Well, I signed my older daughter, who was probably 4 or 5 at the time, up for swim lessons, and it was the most horrendous experience because she didn’t want to be there. And in that case, I didn’t really even ask her. I just forced it on her and she cried the entire time. And I got to a point where I was, “You know what? You can’t even learn anything if you’re this upset in the water. I think we pull the plug and we revisit this later.”
RC – And that might sound really obvious. But it’s not always because if you as a parent have a fear of your child drowning, or even missing out on academic advancement, or never becoming the olympic athlete you aspire for them, that might not be as obvious. That’s where it comes back to the importance of our own baggage getting in the way of understanding what our kids need and how they best learn.
So, how did that work out for your daughter with learning to swim?
CK – She’s now an excellent swimmer. She revisited it. She came back to it later in life and learned eventually, and she’s just fine. Actually, related to really understanding how your kids best learn. The way she wanted to learn was in a friend’s pool where she could just experiment on her own. She didn’t want somebody to instruct her. She wanted to learn it on her own. That was just how she was. And once she did, then she was open to lessons to improve technique. And then somebody tried to recruit her for the swim team, she was that good.
So each situation is going to have its own nuances and complications. But really tuning into the moment and what’s happening in the moment with the humans involved is really the basic thing to do.
RC – Yeah. You were saying you wanted your child to learn to swim because of your understandable fear from that horrible story. That is so sad. And really learning to swim is one of those skills we want for kids for safety. But for other skills or hobbies, as you were talking, I was thinking, “What probably motivates kids best of all is to see us, their parents, enjoying our own hobbies. Having them see us, for ourselves, really passionate about music or sports or academic learning. And it’s never too late to start a hobby.
CK – For sure. You can come to hobbies at any time. That’s the beautiful thing. So yes, to your point, a kid can find their way to it later and it will be even sweeter because they’ve gotten there first.
RC – They’ve owned their own discovery.
Christine, I just want to make sure we’ve fully answered this parent’s question because we’ve been meandering around a little bit here. I’m wondering if you can just give me in one sentence, then, the answer, as we’ve been talking all around it, when is it kind to let our kids quit?
CK – I think if they are thoroughly not enjoying it, no sparks of joy, no moments of joy, and possibly even finding it to be a distressing experience, it’s time to pull the plug for now. They might come back to it later.
RC – Christine, thank you so much. I will be back with you next week for our last question.
We're in the midst of a parenting climate that feeds on more. More expert advice, more gear, more fear about competition and safety, and more choices to make about education, nutrition, even entertainment. The result? Overwhelmed, confused parents and overscheduled, overparented kids.
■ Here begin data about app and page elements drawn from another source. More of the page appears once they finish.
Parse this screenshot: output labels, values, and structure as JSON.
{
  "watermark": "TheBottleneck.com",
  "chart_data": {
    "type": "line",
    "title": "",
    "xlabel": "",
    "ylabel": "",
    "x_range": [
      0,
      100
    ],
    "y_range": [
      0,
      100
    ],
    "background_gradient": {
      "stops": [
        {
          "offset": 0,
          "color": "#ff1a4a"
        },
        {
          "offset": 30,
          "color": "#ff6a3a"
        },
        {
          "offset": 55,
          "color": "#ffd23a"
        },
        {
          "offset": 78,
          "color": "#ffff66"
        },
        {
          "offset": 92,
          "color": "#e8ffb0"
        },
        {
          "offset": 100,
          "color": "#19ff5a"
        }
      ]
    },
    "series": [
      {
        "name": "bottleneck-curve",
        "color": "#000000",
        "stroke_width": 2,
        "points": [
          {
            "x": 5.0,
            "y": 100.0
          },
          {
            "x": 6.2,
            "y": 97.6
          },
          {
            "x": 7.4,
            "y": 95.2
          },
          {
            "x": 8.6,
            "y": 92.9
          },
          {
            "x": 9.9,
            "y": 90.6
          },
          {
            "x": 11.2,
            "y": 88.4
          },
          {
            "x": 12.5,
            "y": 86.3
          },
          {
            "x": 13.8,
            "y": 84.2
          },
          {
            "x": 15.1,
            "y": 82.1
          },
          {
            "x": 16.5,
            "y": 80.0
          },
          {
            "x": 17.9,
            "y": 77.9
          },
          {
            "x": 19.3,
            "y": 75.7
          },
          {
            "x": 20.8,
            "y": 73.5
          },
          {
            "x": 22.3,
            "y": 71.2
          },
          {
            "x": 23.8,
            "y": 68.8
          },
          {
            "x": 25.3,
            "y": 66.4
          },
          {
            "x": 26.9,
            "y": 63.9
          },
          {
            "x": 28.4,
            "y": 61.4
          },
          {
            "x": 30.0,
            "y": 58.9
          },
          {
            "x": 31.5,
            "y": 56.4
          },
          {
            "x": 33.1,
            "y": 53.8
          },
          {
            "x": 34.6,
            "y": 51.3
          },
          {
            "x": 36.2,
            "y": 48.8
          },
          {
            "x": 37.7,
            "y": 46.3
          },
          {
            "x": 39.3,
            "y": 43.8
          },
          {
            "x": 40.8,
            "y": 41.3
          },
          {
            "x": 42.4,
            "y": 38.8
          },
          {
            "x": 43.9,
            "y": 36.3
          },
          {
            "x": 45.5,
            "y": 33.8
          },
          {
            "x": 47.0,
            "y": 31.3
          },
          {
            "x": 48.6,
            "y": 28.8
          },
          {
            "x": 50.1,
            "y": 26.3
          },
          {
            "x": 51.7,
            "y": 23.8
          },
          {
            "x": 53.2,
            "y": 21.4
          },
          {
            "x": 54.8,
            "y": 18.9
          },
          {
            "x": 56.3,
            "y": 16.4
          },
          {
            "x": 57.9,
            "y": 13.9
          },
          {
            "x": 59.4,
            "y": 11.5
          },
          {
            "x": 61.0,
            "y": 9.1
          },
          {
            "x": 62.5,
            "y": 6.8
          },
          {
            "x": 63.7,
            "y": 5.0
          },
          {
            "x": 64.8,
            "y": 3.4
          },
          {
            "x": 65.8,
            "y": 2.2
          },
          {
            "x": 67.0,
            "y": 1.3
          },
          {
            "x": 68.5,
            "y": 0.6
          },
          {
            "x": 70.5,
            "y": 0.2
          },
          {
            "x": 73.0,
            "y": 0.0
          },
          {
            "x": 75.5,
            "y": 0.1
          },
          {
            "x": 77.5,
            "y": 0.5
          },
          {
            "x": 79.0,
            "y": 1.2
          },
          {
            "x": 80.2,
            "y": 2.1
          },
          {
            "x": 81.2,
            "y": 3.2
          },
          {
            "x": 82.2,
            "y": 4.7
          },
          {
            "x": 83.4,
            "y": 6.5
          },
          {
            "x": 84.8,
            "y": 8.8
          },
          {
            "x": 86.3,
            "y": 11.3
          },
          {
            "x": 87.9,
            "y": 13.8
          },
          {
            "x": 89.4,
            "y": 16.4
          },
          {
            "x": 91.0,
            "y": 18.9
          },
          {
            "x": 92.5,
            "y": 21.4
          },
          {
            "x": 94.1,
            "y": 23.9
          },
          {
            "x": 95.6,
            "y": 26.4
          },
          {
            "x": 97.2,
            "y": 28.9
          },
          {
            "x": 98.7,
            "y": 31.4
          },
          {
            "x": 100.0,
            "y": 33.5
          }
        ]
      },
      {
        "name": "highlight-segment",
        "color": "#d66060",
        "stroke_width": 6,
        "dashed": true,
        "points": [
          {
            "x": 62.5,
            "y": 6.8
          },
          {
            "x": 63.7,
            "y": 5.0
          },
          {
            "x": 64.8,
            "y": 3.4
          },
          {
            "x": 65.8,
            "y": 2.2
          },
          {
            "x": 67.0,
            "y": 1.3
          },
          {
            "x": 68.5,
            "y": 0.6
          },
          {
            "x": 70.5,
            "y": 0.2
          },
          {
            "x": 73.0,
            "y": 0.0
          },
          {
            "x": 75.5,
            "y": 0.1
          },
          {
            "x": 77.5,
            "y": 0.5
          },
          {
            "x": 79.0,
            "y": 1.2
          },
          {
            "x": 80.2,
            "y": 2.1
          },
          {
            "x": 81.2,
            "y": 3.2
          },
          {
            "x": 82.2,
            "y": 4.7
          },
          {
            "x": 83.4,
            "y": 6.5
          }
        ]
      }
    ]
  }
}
In MINIMALIST PARENTING, Christine Koh and Asha Dornfest offer a fresh approach to navigating all of this conflicting background "noise." They show how to tune into your family's unique values and priorities and confidently identify the activities, stuff, information, and people that truly merit space in your life.
The book begins by showing the value of a minimalist approach, backed by the authors' personal experience practicing it. It then leads parents through practical strategies for managing time, decluttering the home space, simplifying mealtimes, streamlining recreation, and prioritizing self-care. Filled with parents' personal stories, readers will come away with a unique plan for a simpler life.